“Whatever blinkers were on have started to come off.” Yvonne Richards, Community Care Improvement Adviser.

Allyship is a very personal thing to individuals but plays a significant role in workforce retention.

To me Allyship is about people becoming aware of the world in a way they don’t normally see, perceive or interact with it, whether that’s recognising the challenges experienced by someone with a disability or understanding the experience of a person from a different racial/ethnic background. Allyship is also about no longer being passive when confronted with processes, systems or in fact conversations where the “other” will be marginalised or disadvantaged by the outcome.

Additionally, it’s about having empathy and understanding how that person who presents differently in the world can and frequently is treated differently, acknowledging this is an individual and collective journey.

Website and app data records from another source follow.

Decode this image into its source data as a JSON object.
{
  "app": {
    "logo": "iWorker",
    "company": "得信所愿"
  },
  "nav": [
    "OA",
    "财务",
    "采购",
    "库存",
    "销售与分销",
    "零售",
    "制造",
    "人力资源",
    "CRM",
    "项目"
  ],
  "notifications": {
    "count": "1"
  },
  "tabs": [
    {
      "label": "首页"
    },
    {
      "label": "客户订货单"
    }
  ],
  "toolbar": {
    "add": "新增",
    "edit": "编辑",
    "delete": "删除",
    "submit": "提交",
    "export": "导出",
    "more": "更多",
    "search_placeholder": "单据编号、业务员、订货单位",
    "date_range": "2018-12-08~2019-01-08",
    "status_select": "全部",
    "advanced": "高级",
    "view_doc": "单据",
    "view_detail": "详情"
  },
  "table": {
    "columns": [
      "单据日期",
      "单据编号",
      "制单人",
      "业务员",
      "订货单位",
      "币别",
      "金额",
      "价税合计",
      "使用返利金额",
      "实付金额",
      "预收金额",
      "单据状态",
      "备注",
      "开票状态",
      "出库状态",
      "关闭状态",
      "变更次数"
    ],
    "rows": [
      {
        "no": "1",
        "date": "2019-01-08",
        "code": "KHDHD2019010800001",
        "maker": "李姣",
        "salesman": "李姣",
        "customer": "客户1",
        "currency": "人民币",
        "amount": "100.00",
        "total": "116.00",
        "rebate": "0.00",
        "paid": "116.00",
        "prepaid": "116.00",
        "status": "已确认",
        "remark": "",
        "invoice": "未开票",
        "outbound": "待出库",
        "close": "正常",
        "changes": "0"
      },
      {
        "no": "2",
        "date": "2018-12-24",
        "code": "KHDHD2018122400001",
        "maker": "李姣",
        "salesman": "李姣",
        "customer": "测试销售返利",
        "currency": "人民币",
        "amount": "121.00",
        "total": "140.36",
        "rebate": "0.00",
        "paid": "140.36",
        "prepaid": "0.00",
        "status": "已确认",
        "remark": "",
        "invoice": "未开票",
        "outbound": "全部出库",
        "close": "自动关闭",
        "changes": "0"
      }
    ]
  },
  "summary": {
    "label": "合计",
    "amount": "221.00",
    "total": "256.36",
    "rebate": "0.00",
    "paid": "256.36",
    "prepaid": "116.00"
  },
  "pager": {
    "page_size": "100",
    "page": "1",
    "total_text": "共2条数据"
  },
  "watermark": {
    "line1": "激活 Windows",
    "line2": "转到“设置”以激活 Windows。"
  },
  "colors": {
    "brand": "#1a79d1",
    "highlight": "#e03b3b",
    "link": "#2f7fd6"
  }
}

For some allies it’s about an external context being addressed within the workplace, for example the impact May 25th this year (the murder of George Floyd) had on many people brought into sharp focus the ongoing disparity in the way that human life is perceived.

At the same time within NHS England and NHS Improvement we observed the disproportionate impact of COVID 19 on BME health workers which raised uncomfortable insights both inside the NHS and in wider society, to some extent the “blinkers” came off for people.

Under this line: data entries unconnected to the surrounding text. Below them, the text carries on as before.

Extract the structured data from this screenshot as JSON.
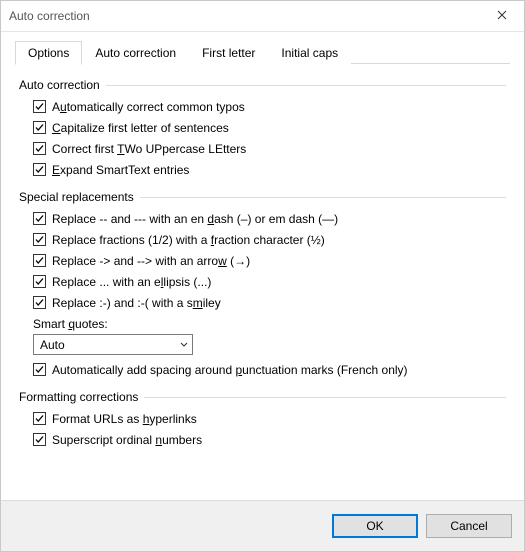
{
  "window": {
    "title": "Auto correction"
  },
  "tabs": {
    "options": "Options",
    "autocorr": "Auto correction",
    "first": "First letter",
    "caps": "Initial caps"
  },
  "groups": {
    "auto": {
      "title": "Auto correction",
      "typos_pre": "A",
      "typos_u": "u",
      "typos_post": "tomatically correct common typos",
      "caps_pre": "",
      "caps_u": "C",
      "caps_post": "apitalize first letter of sentences",
      "two_pre": "Correct first ",
      "two_u": "T",
      "two_post": "Wo UPpercase LEtters",
      "smart_pre": "",
      "smart_u": "E",
      "smart_post": "xpand SmartText entries"
    },
    "special": {
      "title": "Special replacements",
      "dash_pre": "Replace -- and --- with an en ",
      "dash_u": "d",
      "dash_post": "ash (–) or em dash (—)",
      "frac_pre": "Replace fractions (1/2) with a ",
      "frac_u": "f",
      "frac_post": "raction character (½)",
      "arrow_pre": "Replace -> and --> with an arro",
      "arrow_u": "w",
      "arrow_post": " (→)",
      "ell_pre": "Replace ... with an e",
      "ell_u": "l",
      "ell_post": "lipsis (...)",
      "smile_pre": "Replace :-) and :-( with a s",
      "smile_u": "m",
      "smile_post": "iley",
      "sq_label_pre": "Smart ",
      "sq_label_u": "q",
      "sq_label_post": "uotes:",
      "sq_value": "Auto",
      "punct_pre": "Automatically add spacing around ",
      "punct_u": "p",
      "punct_post": "unctuation marks (French only)"
    },
    "fmt": {
      "title": "Formatting corrections",
      "url_pre": "Format URLs as ",
      "url_u": "h",
      "url_post": "yperlinks",
      "sup_pre": "Superscript ordinal ",
      "sup_u": "n",
      "sup_post": "umbers"
    }
  },
  "buttons": {
    "ok": "OK",
    "cancel": "Cancel"
  }
}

“We’re all understanding and trying to make sense of this new world. If the world isn’t as fair, unbiased and equal as some people believe it to be then what is it?” and more importantly what do we/I do?

Some of this is about people understanding in a way that allows them to identify and act on situations where people are being discriminated against or not included, so it’s vital for me to see leadership within NHS England and NHS Improvement modelling what this is and for us all to create the culture that makes it safe to speak honestly when we see something which isn’t consistent with what we want our organisation to be.

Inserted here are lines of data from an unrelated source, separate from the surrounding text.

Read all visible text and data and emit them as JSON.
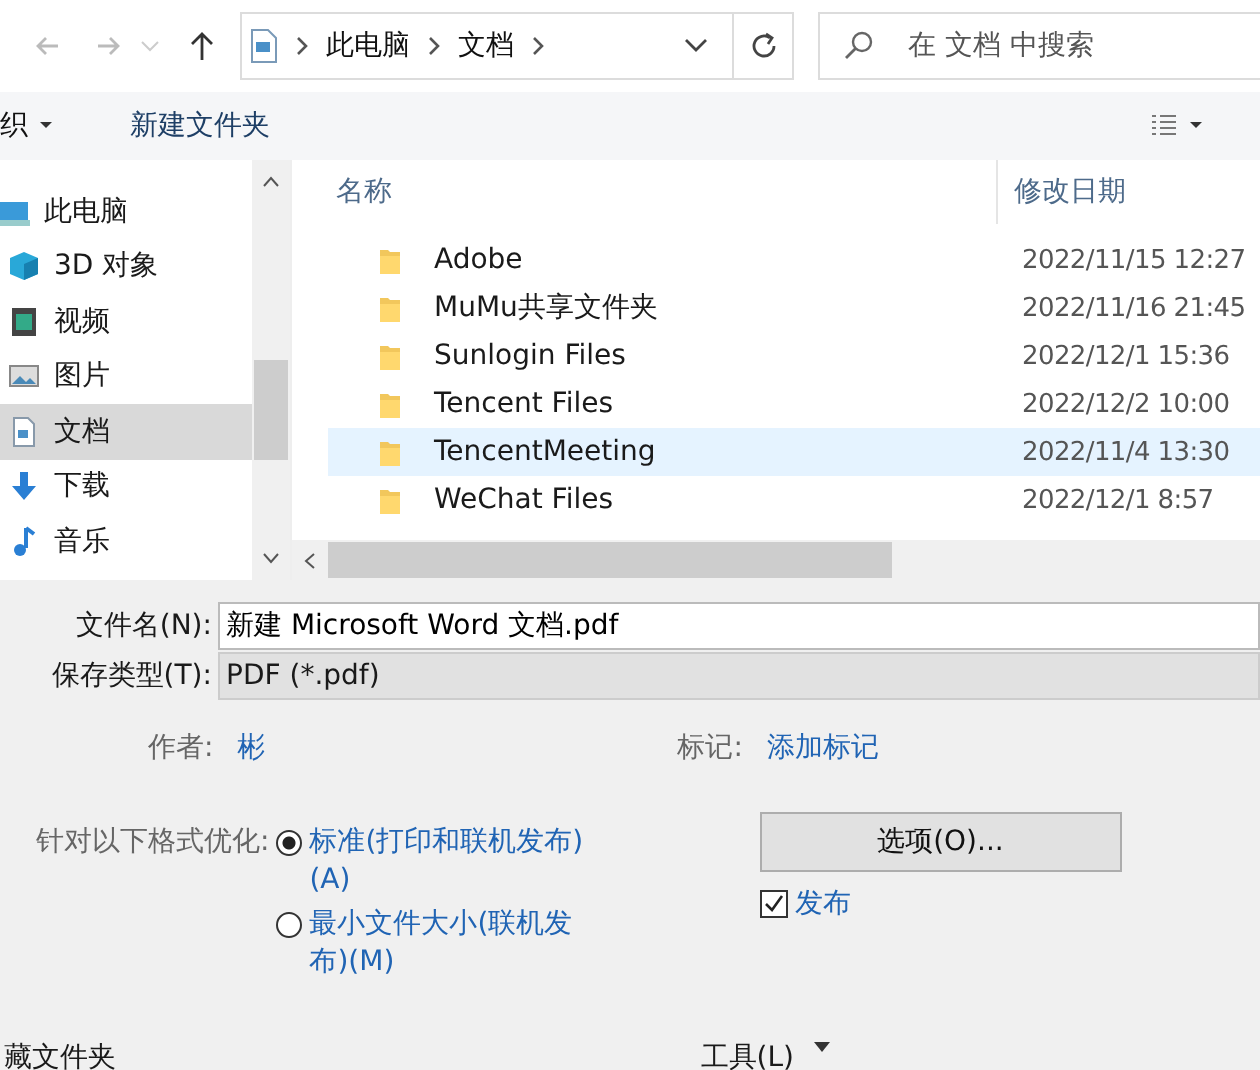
{
  "address_bar": {
    "path": [
      "此电脑",
      "文档"
    ],
    "search_placeholder": "在 文档 中搜索"
  },
  "toolbar": {
    "organize": "织",
    "new_folder": "新建文件夹"
  },
  "sidebar": {
    "items": [
      {
        "label": "此电脑",
        "kind": "pc",
        "selected": false
      },
      {
        "label": "3D 对象",
        "kind": "cube",
        "selected": false
      },
      {
        "label": "视频",
        "kind": "video",
        "selected": false
      },
      {
        "label": "图片",
        "kind": "image",
        "selected": false
      },
      {
        "label": "文档",
        "kind": "doc",
        "selected": true
      },
      {
        "label": "下载",
        "kind": "download",
        "selected": false
      },
      {
        "label": "音乐",
        "kind": "music",
        "selected": false
      }
    ]
  },
  "file_list": {
    "columns": [
      "名称",
      "修改日期"
    ],
    "rows": [
      {
        "name": "Adobe",
        "modified": "2022/11/15 12:27",
        "selected": false
      },
      {
        "name": "MuMu共享文件夹",
        "modified": "2022/11/16 21:45",
        "selected": false
      },
      {
        "name": "Sunlogin Files",
        "modified": "2022/12/1 15:36",
        "selected": false
      },
      {
        "name": "Tencent Files",
        "modified": "2022/12/2 10:00",
        "selected": false
      },
      {
        "name": "TencentMeeting",
        "modified": "2022/11/4 13:30",
        "selected": true
      },
      {
        "name": "WeChat Files",
        "modified": "2022/12/1 8:57",
        "selected": false
      }
    ]
  },
  "form": {
    "file_name_label": "文件名(N):",
    "file_name": "新建 Microsoft Word 文档.pdf",
    "type_label": "保存类型(T):",
    "type": "PDF (*.pdf)",
    "author_label": "作者:",
    "author": "彬",
    "tags_label": "标记:",
    "tags": "添加标记"
  },
  "optimize": {
    "label": "针对以下格式优化:",
    "options": [
      {
        "label": "标准(打印和联机发布)(A)",
        "selected": true
      },
      {
        "label": "最小文件大小(联机发布)(M)",
        "selected": false
      }
    ]
  },
  "options_button": "选项(O)...",
  "publish_checkbox": {
    "label": "发布",
    "checked": true
  },
  "footer": {
    "hide_folders": "藏文件夹",
    "tools": "工具(L)"
  }
}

I have noticed people becoming more pro-active in checking themselves in things they take for granted with colleagues and in the NHS working environment. People are more pro-active in identifying and actively challenging things when they show up which is a positive step change as it shows people are less prepared to just let things pass because they are not directly affected.

It is a different journey of Allyship and a different experience for people who are othered for whatever reason. People need to ask themselves ‘How do I educate myself? How do I learn? And where do I go?’

Part of the difference now is that more people are prepared to have conversations.

For some people, the pace at which they expose themselves to this wider learning differs, for some there is a lower threshold as it begins to feel just like it is, oppressive.

I’ve always lived in this skin so it’s different for me, I accept its difficult for people, you can’t force Allyship onto someone, nobody that doesn’t have to wants to feel uncomfortable.

Allyship can mean being exposed to ugliness and raw nerves, people naturally want to maintain privilege and can be motivated by the benefits associated with that.

Increasing someone’s capacity to ally, for those who are more resistant, only comes from experiencing oppression or disempowerment themselves or being put in a position where they are the other. I think for some people this is the only way that they truly relate or shift their point of view.

Black Lives Matter has perhaps given people a broad brush, very hard-hitting wake-up call as they were othered in understanding how to respond to a global crisis.

Allyship is almost a way of being, it’s a set of values which are consistent with who you are, it has a recognisable name but there has always been people who will break away and stand up for injustice, discrimination, its just who they are.

Can it be taught? I believe for some people it’s a core value of always standing up for rather than bystanding, however, having the blinkers removed has brought about an enlightenment for understanding and wanting to do better. Now people have started to see it – then they can now name and identify it.

Organisationally, we need to make it permissible and easy to have certain conversations. We need to be less accepting, no gaslighting.

What we thought was going on ‘out there’ with other people and their thought processes about race and about experiences of black staff, lack of progression, training, opportunities, is now inside and we’ve had to decide what we are going to do.

We must start to look at individuals in leadership or management positions, absolutely there has to be more diversity of thought, not only race and ethnicity but across the board. When you think of the harm that people can do within roles that have an element of leadership or management influence about them, we need to remember why we are here, in the NHS, its about people.

A friend of mine reminds me that change starts with me so …..